    0 0

    Three school market supporters explain why, 30 years on, the 1988 Education Reform Act has been a success
    Fiona Millar How ‘choice’ gave us the wild west

    In 1988 the Education Reform Act introduced the idea of choice for parents and competition among schools in England, Wales and Northern Ireland. In her new book, Guardian columnist Fiona Millar argues that the choice has never really happened and that we are left with unintended consequences: a “wild west” of competing schools and back-door selection of pupils. However, others disagree, arguing that the act has transformed education for the better:

    Continue reading...

    0 0

    More than 100 leading artists say the decline of creative subjects in schools will ‘seriously damage the future of many young people’

    More than 100 of the UK’s leading artists have joined forces to condemn the exclusion of arts subjects from the new English baccalaureate, warning it will “seriously damage the future of many young people”.

    Artists including Tracey Emin, Rachel Whiteread, Phyllida Barlow, Anish Kapoor, Jeremy Deller and Antony Gormley have signed a letter, published by the Guardian, calling on the government to rethink a key secondary school policy introduced by the former education secretary Michael Gove.

    Continue reading...

    0 0

    A weekly guide for those who fancy a bit of adult education for its own sake

    I'm looking for something.

    Yes.

    Continue reading...

    0 0

    Schools’ funding crisis and pressure to raise their Ebacc scores have forced heads to cut subject options

    Come through the main doors at Gateacre school in Liverpool, into an atrium with furniture in bright colours; on your right there’s a drama studio. On the door someone has put up a notice: “More than 9,994 students studying at Russell Group universities since 2012 have an A-level in drama and theatre.”

    Related: Secret Teacher: I'm tired of justifying the value of vocational subjects

    Continue reading...

    0 0

    Trust founded by colonial tycoon aims to bring prestigious graduate scheme into 21st century

    The Rhodes scholarship – the oldest and most prestigious international graduate award – is to be opened to applicants from Britain and the rest of the world for the first time, the Rhodes Trust is to announce.

    Continue reading...

    0 0

    Gina Johnson, head of classics at High Storrs school, Sheffield, on financial and curriculum pressures killing her subjects off

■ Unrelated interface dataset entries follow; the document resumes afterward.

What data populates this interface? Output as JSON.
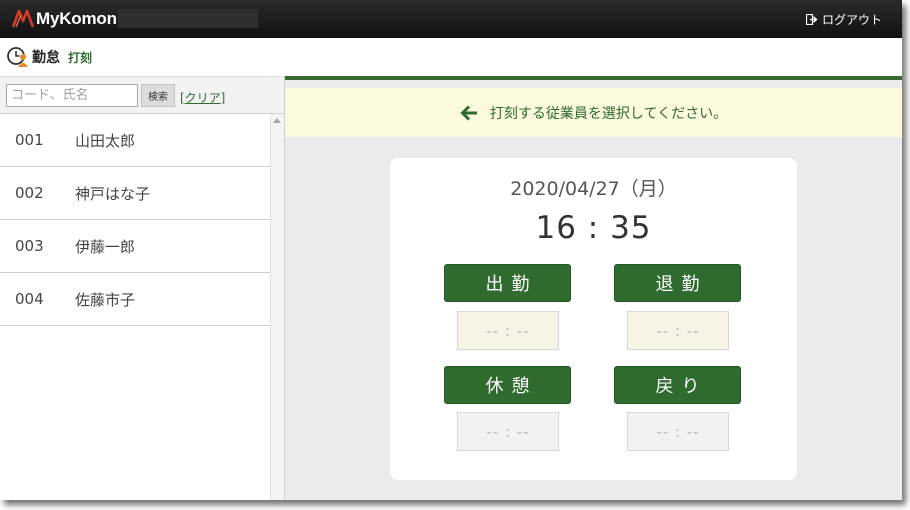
{
  "header": {
    "logo_text": "MyKomon",
    "logout_label": "ログアウト"
  },
  "title": {
    "main": "勤怠",
    "sub": "打刻"
  },
  "search": {
    "placeholder": "コード、氏名",
    "button_label": "検索",
    "clear_label": "[クリア]"
  },
  "employees": [
    {
      "code": "001",
      "name": "山田太郎"
    },
    {
      "code": "002",
      "name": "神戸はな子"
    },
    {
      "code": "003",
      "name": "伊藤一郎"
    },
    {
      "code": "004",
      "name": "佐藤市子"
    }
  ],
  "notice": {
    "text": "打刻する従業員を選択してください。"
  },
  "clock": {
    "date": "2020/04/27（月）",
    "time": "16 : 35"
  },
  "punch": {
    "clock_in": {
      "label": "出勤",
      "value": "-- : --"
    },
    "clock_out": {
      "label": "退勤",
      "value": "-- : --"
    },
    "break_start": {
      "label": "休憩",
      "value": "-- : --"
    },
    "break_end": {
      "label": "戻り",
      "value": "-- : --"
    }
  },
  "colors": {
    "accent_green": "#2f6b2f",
    "notice_bg": "#fbf9de",
    "topbar": "#1a1a1a",
    "logo_red": "#d23a2a"
  }
}
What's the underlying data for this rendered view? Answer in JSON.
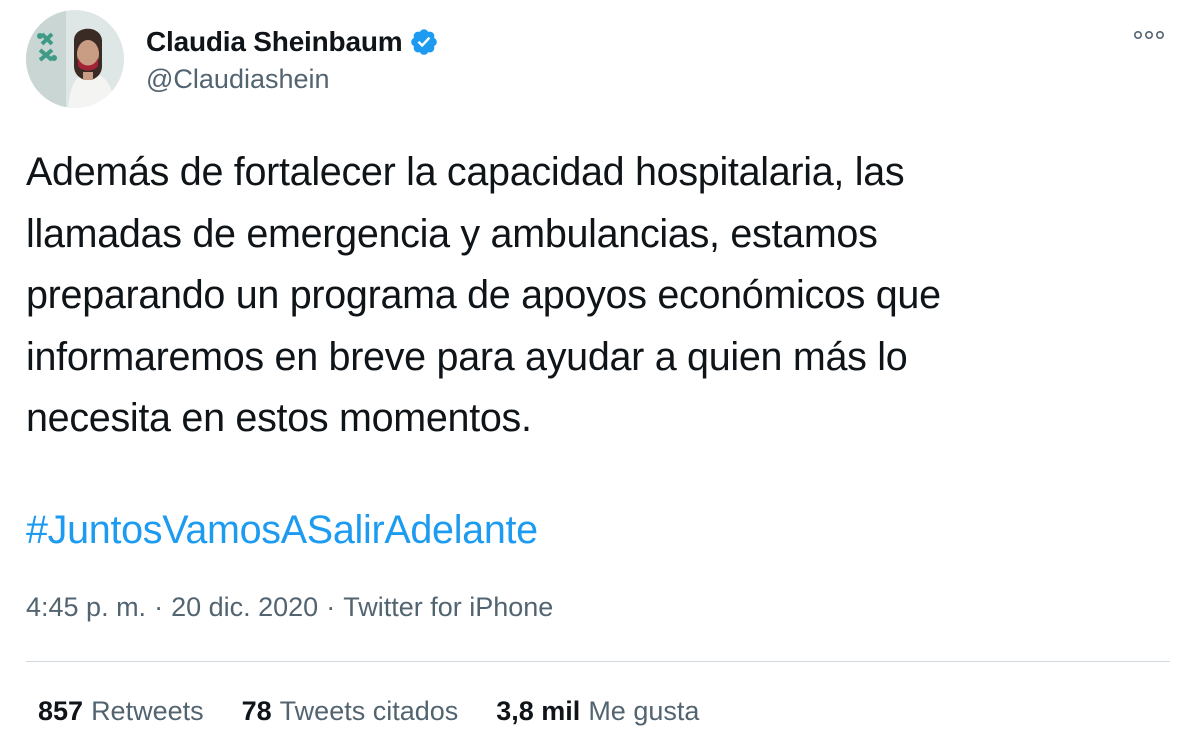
{
  "author": {
    "display_name": "Claudia Sheinbaum",
    "handle": "@Claudiashein",
    "verified_icon": "verified-badge-icon",
    "verified_color": "#1d9bf0"
  },
  "menu": {
    "more_icon": "more-options-icon"
  },
  "tweet": {
    "text": "Además de fortalecer la capacidad hospitalaria, las\nllamadas de emergencia y ambulancias, estamos\npreparando un programa de apoyos económicos que\ninformaremos en breve para ayudar a quien más lo\nnecesita en estos momentos.",
    "hashtag": "#JuntosVamosASalirAdelante",
    "hashtag_color": "#1d9bf0"
  },
  "meta": {
    "time": "4:45 p. m.",
    "separator": "·",
    "date": "20 dic. 2020",
    "source": "Twitter for iPhone"
  },
  "stats": {
    "retweets": {
      "value": "857",
      "label": "Retweets"
    },
    "quotes": {
      "value": "78",
      "label": "Tweets citados"
    },
    "likes": {
      "value": "3,8 mil",
      "label": "Me gusta"
    }
  }
}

    As the head of classics at High Storrs school, the last remaining state comprehensive in Sheffield to offer Latin (and classical civilisation) on its curriculum, it was with great sadness but little surprise that I read of Richmond school’s decision to cease teaching Latin from next September (Yorkshire school to stop teaching Latin after 600 years, 22 January). Funding for state schools is now at such a low level that we are seeing a wholesale narrowing of the curriculum, exacerbated by the prescriptive nature of the English baccalaureate “qualification” (discussed so eloquently by Rufus Norris in his 17 January article “Why are we squeezing creativity out of our schools?”), which excludes classical civilisation GCSE from its suite of subjects. While we do not have quite such an illustrious history as our fellow Yorkshire school, classical subjects have flourished here for many years, but we too are struggling and have recently had to launch a campaign to raise funds with which to subsidise smaller teaching groups until such time as our school can once again afford to teach them. We are now, it seems, a country in danger of losing touch with the hugely influential cultures and languages of the classical world in all but London and the south-east.
    Gina Johnson
    High Storrs school, Sheffield

    • Join the debate – email guardian.letters@theguardian.com

    Continue reading...

older | 1 | .... | 1408 | 1409 | (Page 1410) | 1411 | 1412 | .... | 1497 | newer